╭─ Input data
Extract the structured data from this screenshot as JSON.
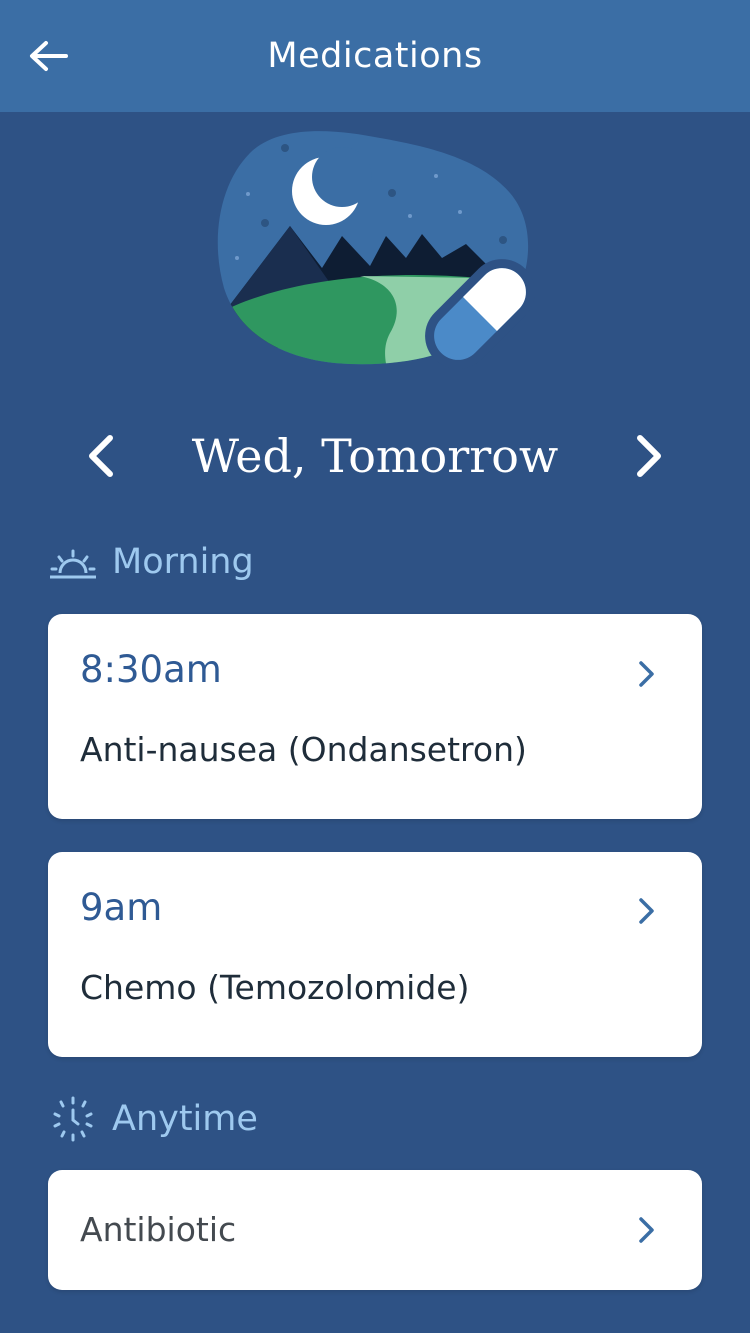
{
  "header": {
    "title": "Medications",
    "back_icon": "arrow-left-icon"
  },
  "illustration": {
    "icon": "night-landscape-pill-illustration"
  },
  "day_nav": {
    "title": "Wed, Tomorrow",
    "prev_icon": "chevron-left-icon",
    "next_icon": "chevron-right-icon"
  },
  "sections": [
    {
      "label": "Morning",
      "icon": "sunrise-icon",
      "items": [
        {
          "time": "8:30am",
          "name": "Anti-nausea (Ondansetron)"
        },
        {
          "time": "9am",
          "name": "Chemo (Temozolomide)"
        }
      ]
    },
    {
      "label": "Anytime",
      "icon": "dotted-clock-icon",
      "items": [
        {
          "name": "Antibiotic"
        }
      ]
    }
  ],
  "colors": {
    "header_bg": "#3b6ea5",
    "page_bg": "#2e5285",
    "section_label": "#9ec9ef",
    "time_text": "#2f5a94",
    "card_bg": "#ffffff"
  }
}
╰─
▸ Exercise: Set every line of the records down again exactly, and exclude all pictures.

▸ Output for this exercise:
Extract the structured data from this screenshot as JSON.
{
  "header": {
    "title": "Medications",
    "back_icon": "arrow-left-icon"
  },
  "illustration": {
    "icon": "night-landscape-pill-illustration"
  },
  "day_nav": {
    "title": "Wed, Tomorrow",
    "prev_icon": "chevron-left-icon",
    "next_icon": "chevron-right-icon"
  },
  "sections": [
    {
      "label": "Morning",
      "icon": "sunrise-icon",
      "items": [
        {
          "time": "8:30am",
          "name": "Anti-nausea (Ondansetron)"
        },
        {
          "time": "9am",
          "name": "Chemo (Temozolomide)"
        }
      ]
    },
    {
      "label": "Anytime",
      "icon": "dotted-clock-icon",
      "items": [
        {
          "name": "Antibiotic"
        }
      ]
    }
  ],
  "colors": {
    "header_bg": "#3b6ea5",
    "page_bg": "#2e5285",
    "section_label": "#9ec9ef",
    "time_text": "#2f5a94",
    "card_bg": "#ffffff"
  }
}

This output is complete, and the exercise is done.